It's hard to imagine our lives without portable music -- nowadays most of us can fit our entire music collection into an MP3 player the size of a deck of cards. But 30 years ago, as people hefted boom boxes off their shoulders, they oooh'ed and ahhhh'ed in fascination at a little machine called the Walkman.
Originally, portable cassette players were marketed for people who needed to record audio clips for their work, such as journalists and businesspeople, but Sony's Walkman brought the idea of playing cassettes to the masses. Not only did many Walkmans have cassette players, AM/FM dials and dual headphone jacks, they also had cool features such as auto-reverse and record.
Pictured here is the first Sony Walkman -- the TPS-L2, introduced in Japan on 1 July 1979. Reaching the US the following year, it cost $200 in the US and was called "one of the hottest new status symbols around" by The Wall Street Journal in 1980. Like consumers of today's iPods, people had to wait at least a month to get the TPS-L2 because of a backlog in orders.
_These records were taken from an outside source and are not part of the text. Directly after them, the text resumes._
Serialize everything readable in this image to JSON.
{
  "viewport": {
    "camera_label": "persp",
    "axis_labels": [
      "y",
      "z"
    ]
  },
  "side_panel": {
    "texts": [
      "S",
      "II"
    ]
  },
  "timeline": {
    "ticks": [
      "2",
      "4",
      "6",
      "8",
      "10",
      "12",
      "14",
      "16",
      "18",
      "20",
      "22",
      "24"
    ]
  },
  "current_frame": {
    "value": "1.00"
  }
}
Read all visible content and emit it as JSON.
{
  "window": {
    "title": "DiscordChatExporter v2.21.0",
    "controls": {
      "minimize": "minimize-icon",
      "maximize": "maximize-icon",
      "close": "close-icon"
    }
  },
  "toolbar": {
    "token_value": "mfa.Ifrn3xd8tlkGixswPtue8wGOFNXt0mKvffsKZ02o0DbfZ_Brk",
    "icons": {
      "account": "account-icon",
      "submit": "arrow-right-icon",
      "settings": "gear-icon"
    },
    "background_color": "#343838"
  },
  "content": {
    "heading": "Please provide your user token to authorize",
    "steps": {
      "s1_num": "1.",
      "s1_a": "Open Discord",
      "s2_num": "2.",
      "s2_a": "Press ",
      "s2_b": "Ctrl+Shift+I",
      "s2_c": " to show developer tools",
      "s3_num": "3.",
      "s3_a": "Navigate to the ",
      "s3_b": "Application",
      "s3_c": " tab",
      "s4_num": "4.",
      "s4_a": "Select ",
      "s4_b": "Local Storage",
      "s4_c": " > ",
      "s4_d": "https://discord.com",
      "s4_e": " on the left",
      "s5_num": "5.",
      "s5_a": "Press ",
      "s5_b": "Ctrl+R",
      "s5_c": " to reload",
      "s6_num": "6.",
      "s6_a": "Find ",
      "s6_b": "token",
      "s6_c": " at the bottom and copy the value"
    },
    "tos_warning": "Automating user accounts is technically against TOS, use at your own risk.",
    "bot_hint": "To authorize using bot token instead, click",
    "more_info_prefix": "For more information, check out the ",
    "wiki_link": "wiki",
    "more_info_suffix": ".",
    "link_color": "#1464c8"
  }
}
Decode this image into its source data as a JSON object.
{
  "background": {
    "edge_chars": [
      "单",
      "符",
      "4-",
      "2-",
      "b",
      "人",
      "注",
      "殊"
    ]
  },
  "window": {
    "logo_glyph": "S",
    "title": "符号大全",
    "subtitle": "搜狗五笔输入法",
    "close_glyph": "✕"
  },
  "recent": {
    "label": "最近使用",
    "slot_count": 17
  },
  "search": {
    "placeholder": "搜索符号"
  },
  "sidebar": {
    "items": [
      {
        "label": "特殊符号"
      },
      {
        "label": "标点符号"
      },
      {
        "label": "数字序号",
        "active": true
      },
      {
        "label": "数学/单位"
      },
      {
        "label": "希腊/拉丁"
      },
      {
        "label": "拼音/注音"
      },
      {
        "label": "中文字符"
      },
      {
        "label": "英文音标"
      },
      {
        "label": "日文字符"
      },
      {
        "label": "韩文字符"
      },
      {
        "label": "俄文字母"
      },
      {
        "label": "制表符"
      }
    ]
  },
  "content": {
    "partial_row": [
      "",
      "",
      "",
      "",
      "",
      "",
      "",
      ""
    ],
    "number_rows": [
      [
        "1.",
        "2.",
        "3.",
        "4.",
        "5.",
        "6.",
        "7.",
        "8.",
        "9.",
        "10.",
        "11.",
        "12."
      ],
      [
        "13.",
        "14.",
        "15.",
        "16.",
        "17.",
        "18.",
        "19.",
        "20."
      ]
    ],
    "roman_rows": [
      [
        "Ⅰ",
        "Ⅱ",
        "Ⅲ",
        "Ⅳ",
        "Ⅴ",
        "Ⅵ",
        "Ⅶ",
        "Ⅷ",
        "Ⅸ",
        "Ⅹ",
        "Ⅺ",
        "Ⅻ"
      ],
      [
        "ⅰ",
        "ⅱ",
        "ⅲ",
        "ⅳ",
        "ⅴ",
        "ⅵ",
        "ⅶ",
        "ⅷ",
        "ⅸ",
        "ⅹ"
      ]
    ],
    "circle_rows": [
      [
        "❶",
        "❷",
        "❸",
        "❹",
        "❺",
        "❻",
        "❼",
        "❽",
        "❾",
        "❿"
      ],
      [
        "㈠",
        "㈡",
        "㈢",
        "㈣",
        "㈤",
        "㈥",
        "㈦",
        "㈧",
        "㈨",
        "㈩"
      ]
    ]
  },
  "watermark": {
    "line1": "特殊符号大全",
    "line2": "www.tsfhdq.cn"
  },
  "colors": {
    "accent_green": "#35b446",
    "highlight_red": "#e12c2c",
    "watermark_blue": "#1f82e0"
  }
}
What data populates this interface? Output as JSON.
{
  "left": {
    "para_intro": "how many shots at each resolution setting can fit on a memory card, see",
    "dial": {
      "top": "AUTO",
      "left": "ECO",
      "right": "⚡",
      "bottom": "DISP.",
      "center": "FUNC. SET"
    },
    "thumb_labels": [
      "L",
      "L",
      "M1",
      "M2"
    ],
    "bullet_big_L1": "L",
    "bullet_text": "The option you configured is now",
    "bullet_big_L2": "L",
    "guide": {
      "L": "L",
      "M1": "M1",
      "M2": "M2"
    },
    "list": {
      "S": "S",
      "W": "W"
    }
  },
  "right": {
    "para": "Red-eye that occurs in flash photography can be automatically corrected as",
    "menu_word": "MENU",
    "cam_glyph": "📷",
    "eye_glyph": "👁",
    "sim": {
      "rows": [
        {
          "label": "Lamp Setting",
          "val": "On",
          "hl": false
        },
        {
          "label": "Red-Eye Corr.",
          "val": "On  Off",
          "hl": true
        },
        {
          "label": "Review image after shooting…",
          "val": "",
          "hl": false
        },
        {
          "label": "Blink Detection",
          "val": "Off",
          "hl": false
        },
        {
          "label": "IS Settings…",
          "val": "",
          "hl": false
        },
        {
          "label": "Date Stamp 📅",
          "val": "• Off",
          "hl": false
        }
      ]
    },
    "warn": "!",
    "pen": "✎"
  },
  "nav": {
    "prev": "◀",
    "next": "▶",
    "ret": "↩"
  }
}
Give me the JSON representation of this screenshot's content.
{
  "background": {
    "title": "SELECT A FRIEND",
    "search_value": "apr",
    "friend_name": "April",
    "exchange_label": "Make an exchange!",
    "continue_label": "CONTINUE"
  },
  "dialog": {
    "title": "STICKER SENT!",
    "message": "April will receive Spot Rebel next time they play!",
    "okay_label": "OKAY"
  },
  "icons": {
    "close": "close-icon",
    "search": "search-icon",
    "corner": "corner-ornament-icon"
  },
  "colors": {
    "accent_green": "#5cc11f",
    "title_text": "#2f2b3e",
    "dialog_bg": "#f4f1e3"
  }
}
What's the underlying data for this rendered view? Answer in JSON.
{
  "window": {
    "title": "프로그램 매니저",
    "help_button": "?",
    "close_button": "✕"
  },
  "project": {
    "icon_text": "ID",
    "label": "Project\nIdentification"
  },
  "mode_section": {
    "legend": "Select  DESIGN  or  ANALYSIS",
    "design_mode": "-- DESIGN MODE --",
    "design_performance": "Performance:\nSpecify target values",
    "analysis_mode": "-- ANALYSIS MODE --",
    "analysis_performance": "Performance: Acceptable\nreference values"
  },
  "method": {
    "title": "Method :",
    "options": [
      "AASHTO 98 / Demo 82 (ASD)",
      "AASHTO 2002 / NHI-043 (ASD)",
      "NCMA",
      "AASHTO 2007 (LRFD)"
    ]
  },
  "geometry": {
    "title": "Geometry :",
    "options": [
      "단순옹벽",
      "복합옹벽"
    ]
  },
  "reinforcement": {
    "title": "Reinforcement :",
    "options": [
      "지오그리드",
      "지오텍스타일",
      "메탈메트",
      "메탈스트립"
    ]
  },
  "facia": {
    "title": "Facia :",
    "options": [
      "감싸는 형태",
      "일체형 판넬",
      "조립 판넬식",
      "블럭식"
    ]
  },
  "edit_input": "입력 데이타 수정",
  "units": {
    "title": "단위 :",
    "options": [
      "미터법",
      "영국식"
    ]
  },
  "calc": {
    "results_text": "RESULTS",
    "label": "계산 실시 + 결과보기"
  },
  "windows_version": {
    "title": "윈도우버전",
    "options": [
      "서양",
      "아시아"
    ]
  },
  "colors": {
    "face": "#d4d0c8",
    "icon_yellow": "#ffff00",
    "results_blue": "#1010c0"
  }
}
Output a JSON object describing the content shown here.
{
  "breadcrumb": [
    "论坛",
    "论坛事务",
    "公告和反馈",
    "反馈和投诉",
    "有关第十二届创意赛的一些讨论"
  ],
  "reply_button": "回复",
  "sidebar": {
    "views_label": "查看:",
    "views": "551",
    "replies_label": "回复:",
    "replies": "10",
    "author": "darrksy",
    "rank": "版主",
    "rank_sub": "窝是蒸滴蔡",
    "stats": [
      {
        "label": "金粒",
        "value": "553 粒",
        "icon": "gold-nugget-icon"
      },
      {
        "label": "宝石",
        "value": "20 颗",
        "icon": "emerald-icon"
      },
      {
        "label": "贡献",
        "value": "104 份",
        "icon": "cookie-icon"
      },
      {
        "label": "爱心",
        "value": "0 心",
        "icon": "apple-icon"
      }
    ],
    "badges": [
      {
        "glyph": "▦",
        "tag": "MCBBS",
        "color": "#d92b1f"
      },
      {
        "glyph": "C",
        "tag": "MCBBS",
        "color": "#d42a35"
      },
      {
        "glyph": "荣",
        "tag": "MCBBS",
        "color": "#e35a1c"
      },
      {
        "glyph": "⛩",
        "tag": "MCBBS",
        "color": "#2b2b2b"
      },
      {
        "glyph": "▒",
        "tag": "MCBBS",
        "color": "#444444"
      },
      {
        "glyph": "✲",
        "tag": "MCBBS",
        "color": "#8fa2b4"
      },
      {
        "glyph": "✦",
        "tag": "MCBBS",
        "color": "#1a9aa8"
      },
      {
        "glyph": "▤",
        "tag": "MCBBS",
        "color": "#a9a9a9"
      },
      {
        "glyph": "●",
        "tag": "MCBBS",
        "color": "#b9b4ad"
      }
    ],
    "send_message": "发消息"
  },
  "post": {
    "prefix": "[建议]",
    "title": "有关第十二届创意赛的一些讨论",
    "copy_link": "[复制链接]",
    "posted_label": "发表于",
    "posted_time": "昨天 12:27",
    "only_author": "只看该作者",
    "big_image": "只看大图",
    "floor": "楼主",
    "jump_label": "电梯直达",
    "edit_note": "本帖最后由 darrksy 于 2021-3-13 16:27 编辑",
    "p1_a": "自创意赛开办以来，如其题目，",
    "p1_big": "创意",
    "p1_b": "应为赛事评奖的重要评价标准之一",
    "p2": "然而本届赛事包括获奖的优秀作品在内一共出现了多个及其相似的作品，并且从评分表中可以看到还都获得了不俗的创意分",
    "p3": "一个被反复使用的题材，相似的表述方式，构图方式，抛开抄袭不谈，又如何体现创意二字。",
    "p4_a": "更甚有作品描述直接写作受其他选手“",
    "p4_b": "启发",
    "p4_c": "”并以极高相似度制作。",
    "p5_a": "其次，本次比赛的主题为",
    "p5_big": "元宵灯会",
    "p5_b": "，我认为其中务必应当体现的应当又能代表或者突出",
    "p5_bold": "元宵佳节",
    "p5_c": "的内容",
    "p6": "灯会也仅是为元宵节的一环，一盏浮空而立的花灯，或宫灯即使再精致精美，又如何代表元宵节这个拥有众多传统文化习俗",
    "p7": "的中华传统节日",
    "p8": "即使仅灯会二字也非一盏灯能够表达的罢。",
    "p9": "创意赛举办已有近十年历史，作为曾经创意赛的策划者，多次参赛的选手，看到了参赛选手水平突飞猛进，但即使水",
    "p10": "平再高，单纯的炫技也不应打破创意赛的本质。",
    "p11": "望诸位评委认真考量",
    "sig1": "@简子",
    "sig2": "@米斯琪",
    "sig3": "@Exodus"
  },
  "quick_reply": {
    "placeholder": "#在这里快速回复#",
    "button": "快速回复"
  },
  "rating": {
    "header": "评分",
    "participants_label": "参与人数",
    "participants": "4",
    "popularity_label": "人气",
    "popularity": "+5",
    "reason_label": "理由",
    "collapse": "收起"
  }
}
Sony sold 30,000 Walkmans in its first two months and 50 million in the following decade. This week, as the Sony Walkman turns 30, our colleagues at CNET.com decided to take a look at some of the original Walkmans, with the top 10 songs that were rocking America in the year they came out -- y'know, for context. Apparently, in 1983, Men At Work were more popular than Michael Jackson.